2/28/2016 Sermon: Betrayal

What was Judas thinking? He was one of a dozen men who were closer to Jesus than anyone.  They heard more of his teaching, spent more time with him, saw more of what he did than anyone.  They were considered his friends. So how could Judas do it?  How could he hand Jesus over? The Scripture for today is blunt.  Just three verses to tell us how Judas sold Jesus out: “Then one of the twelve, who was called Judas Iscariot, went to the chief priests and said, ‘What will you give me if I betray him to you?’ They paid him thirty pieces of silver.  And from that moment he began to look for an opportunity to betray him” (Matthew 26:14-16). Why in the world would he do a thing like that? Some think of Judas as pure evil, the typecast bad guy in the passion narrative who stabbed Jesus in the back.  I’ve always felt uneasy about that view of him, but I’m not the best judge of character.  So rather than go on my gut feeling, this week I took a look at Matthew’s account of Judas.  And it doesn’t start out putting Judas in a very positive light: When he’s introduced in Matthew 10:4 on a list of the twelve disciples, Judas is identified as “the one who betrayed him.” Labelled, right from the start. Then in today’s passage, 26:14-18, Judas makes the deal with the chief priests to give Jesus over. Not long after, at the last supper (26:20-25), Jesus reveals that one of them will betray him. Then he narrows it down:  it’s one who...

2/14/2016 Sermon

Matthew 21:12-17 On the Monday before he died, Jesus got mad. Well, I guess it doesn’t say “Jesus got mad” in Matthew 21, but that’s the only way I can picture this scene going down.  Jesus walks into the Temple – not the inner sanctuary but the outer courtyard where people are selling animals for sacrifice and exchanging currency.  Jesus walks in and drives all those people out.  He turns over their tables and chairs.  He makes a big, fat mess of things.  I can’t imagine doing all that without any emotion. So it’s fair to say – don’t you think? – that on the Monday before Jesus died, he got mad. Let’s talk about why he got mad. Growing up, I always figured Jesus was mad because there were some shady things afoot.  There’s money involved, and when money’s involved things can easily get shady.  And they are buying and selling in the Temple.  That seems so weird to me, like having a Starbucks in our church entryway or something.  No offense if your church has a Starbucks in it, but I’m just not used to it.  And if it made Jesus so mad, then surely they were charging too much and generally being unethical about it. Right? Well, maybe not.  There was legitimate need for those animals being sold and coins being exchanged.  People traveled long distances to the Temple, and it was often impractical to carry their own animals with them.  They needed to buy one once they arrived.  And in order to make offerings in the Temple people needed money – money that didn’t have...
2/7/2016 Sermon

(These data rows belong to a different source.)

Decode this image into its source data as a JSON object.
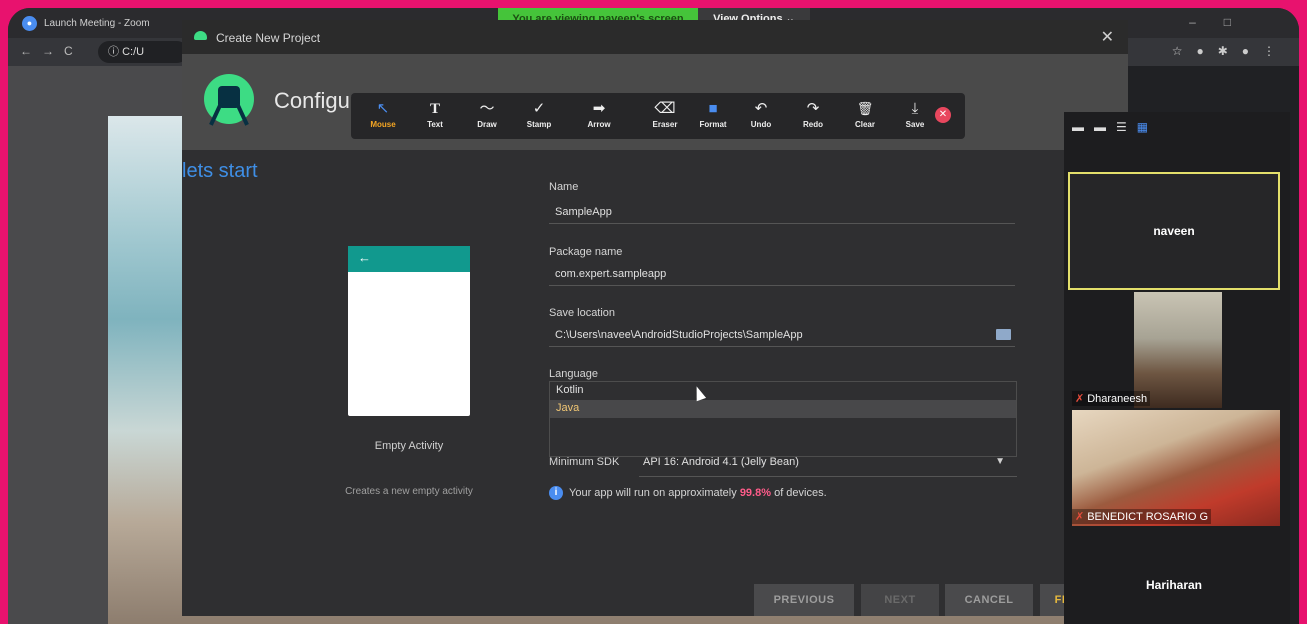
{
  "zoom": {
    "window_title": "Launch Meeting - Zoom",
    "viewing_banner": "You are viewing naveen's screen",
    "view_options": "View Options ⌄"
  },
  "browser": {
    "url_text": "C:/U"
  },
  "slide": {
    "heading": "lets start"
  },
  "dialog": {
    "title": "Create New Project",
    "header": "Configur",
    "template_name": "Empty Activity",
    "template_desc": "Creates a new empty activity",
    "fields": {
      "name_label": "Name",
      "name_value": "SampleApp",
      "package_label": "Package name",
      "package_value": "com.expert.sampleapp",
      "save_label": "Save location",
      "save_value": "C:\\Users\\navee\\AndroidStudioProjects\\SampleApp",
      "language_label": "Language",
      "language_options": [
        "Kotlin",
        "Java"
      ],
      "sdk_label": "Minimum SDK",
      "sdk_value": "API 16: Android 4.1 (Jelly Bean)"
    },
    "info": {
      "prefix": "Your app will run on approximately",
      "percent": "99.8%",
      "suffix": "of devices."
    },
    "buttons": {
      "previous": "PREVIOUS",
      "next": "NEXT",
      "cancel": "CANCEL",
      "finish": "FI"
    }
  },
  "annotation_tools": [
    {
      "label": "Mouse",
      "icon": "↖",
      "icon_name": "mouse-pointer-icon"
    },
    {
      "label": "Text",
      "icon": "T",
      "icon_name": "text-icon"
    },
    {
      "label": "Draw",
      "icon": "〜",
      "icon_name": "draw-icon"
    },
    {
      "label": "Stamp",
      "icon": "✓",
      "icon_name": "stamp-icon"
    },
    {
      "label": "Arrow",
      "icon": "➡",
      "icon_name": "arrow-icon"
    },
    {
      "label": "Eraser",
      "icon": "⌫",
      "icon_name": "eraser-icon"
    },
    {
      "label": "Format",
      "icon": "■",
      "icon_name": "format-icon"
    },
    {
      "label": "Undo",
      "icon": "↶",
      "icon_name": "undo-icon"
    },
    {
      "label": "Redo",
      "icon": "↷",
      "icon_name": "redo-icon"
    },
    {
      "label": "Clear",
      "icon": "🗑",
      "icon_name": "clear-icon"
    },
    {
      "label": "Save",
      "icon": "⤓",
      "icon_name": "save-icon"
    }
  ],
  "participants": [
    {
      "name": "naveen",
      "active": true
    },
    {
      "name": "Dharaneesh",
      "muted": true
    },
    {
      "name": "BENEDICT ROSARIO G",
      "muted": true
    },
    {
      "name": "Hariharan"
    }
  ],
  "colors": {
    "frame": "#e8126e",
    "active_speaker": "#e3df6b",
    "viewing_banner": "#45c43a",
    "link": "#3f8fe6",
    "percent_highlight": "#ff5c8a"
  }
}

2/7/2016 Sermon

Psalm 99 God is our friend. Isn’t that amazing?  After washing the disciples’ feet Jesus tells them that they’re his friends – several times, in fact (John 15:13-15).  Jesus is our friend.  God is our friend. I was fortunate to grow up in a church that taught me about this loving God who wants to be my friend.  And that is nothing but goodness for me… except that sometimes I can get so used to the idea that I take it too far.  At some points in my life I have acted as though God was my teddy bear, a benign warm fuzzy, a good buddy. But God is more than that. God is the creator of the universe.  God is all-knowing, all-powerful, ever-present.  If we remember that God is God, we couldn’t possibly confuse God for a warm, safe teddy bear.  Psalm 99 says God is a mighty king whose presence makes people tremble and the earth quake.  God is so great that approaching God involves a dose of fear. I saw something on my trip last week that reminded me of Psalm 99.  I was on this golf trip with my dad and brothers, playing courses that ran along the Pacific Ocean in California.  The shoreline there isn’t like the Gulf of Mexico that I grew up with; it’s crashing waves and big cliffs and huge rocks.  At one spot in particular the four of us were so amazed, we stood still for a while before teeing off and watched the waves thunder in and sweep out again.  It was so beautiful… and yet, it also made...